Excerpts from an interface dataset
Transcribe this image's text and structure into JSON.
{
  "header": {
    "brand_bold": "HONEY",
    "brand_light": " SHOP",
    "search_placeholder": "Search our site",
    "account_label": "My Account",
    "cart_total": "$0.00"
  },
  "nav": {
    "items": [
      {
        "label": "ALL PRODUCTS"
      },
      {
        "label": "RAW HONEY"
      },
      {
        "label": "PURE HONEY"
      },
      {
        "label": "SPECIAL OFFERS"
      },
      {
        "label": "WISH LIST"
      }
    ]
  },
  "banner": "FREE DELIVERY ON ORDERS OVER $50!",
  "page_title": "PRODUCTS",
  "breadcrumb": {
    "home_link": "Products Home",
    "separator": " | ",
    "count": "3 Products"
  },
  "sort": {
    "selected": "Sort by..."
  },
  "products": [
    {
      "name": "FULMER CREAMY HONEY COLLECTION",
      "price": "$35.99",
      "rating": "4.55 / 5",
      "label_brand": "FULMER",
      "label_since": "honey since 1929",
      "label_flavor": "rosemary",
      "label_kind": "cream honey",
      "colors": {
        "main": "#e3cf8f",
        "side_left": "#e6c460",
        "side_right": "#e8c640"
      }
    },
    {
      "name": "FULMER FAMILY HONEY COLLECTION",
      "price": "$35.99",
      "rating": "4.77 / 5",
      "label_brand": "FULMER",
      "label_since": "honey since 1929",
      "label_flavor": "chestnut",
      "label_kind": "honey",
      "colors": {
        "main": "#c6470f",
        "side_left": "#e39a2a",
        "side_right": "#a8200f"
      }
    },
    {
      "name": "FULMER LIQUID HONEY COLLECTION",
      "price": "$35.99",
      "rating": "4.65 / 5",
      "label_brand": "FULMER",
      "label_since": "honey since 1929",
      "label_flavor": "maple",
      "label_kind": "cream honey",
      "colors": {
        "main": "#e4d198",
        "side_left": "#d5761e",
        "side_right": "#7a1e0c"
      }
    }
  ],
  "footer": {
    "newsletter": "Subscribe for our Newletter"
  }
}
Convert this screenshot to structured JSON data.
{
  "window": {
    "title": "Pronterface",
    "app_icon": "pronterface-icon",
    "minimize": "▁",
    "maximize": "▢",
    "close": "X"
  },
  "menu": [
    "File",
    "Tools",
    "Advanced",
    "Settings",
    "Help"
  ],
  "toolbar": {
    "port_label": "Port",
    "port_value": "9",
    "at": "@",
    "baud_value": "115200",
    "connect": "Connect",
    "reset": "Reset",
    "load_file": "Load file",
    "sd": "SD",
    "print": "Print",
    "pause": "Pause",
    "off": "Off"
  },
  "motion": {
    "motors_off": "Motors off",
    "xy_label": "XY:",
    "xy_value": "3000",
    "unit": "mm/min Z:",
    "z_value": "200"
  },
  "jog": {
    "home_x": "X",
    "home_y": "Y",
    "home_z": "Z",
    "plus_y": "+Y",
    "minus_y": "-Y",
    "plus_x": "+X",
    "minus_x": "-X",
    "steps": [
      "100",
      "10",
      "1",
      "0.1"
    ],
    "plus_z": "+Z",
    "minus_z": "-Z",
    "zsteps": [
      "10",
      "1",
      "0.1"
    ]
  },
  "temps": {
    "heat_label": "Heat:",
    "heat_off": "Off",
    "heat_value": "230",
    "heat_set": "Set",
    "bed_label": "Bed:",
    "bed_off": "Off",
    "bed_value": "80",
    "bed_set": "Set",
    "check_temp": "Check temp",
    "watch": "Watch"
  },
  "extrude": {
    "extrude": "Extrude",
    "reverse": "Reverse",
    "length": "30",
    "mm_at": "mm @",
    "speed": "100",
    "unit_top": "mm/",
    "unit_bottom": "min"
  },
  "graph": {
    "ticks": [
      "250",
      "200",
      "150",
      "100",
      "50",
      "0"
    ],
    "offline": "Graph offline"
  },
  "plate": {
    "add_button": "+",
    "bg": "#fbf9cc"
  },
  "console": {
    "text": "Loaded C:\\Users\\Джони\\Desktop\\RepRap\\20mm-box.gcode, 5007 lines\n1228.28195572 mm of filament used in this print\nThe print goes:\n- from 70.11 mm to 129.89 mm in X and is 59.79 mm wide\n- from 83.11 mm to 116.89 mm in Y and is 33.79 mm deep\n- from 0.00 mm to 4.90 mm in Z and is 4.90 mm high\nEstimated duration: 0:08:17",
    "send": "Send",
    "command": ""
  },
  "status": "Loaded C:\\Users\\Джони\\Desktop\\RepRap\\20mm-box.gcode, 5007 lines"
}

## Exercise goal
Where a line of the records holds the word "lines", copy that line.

## Answer for the task
    "text": "Loaded C:\\Users\\Джони\\Desktop\\RepRap\\20mm-box.gcode, 5007 lines\n1228.28195572 mm of filament used in this print\nThe print goes:\n- from 70.11 mm to 129.89 mm in X and is 59.79 mm wide\n- from 83.11 mm to 116.89 mm in Y and is 33.79 mm deep\n- from 0.00 mm to 4.90 mm in Z and is 4.90 mm high\nEstimated duration: 0:08:17",
  "status": "Loaded C:\\Users\\Джони\\Desktop\\RepRap\\20mm-box.gcode, 5007 lines"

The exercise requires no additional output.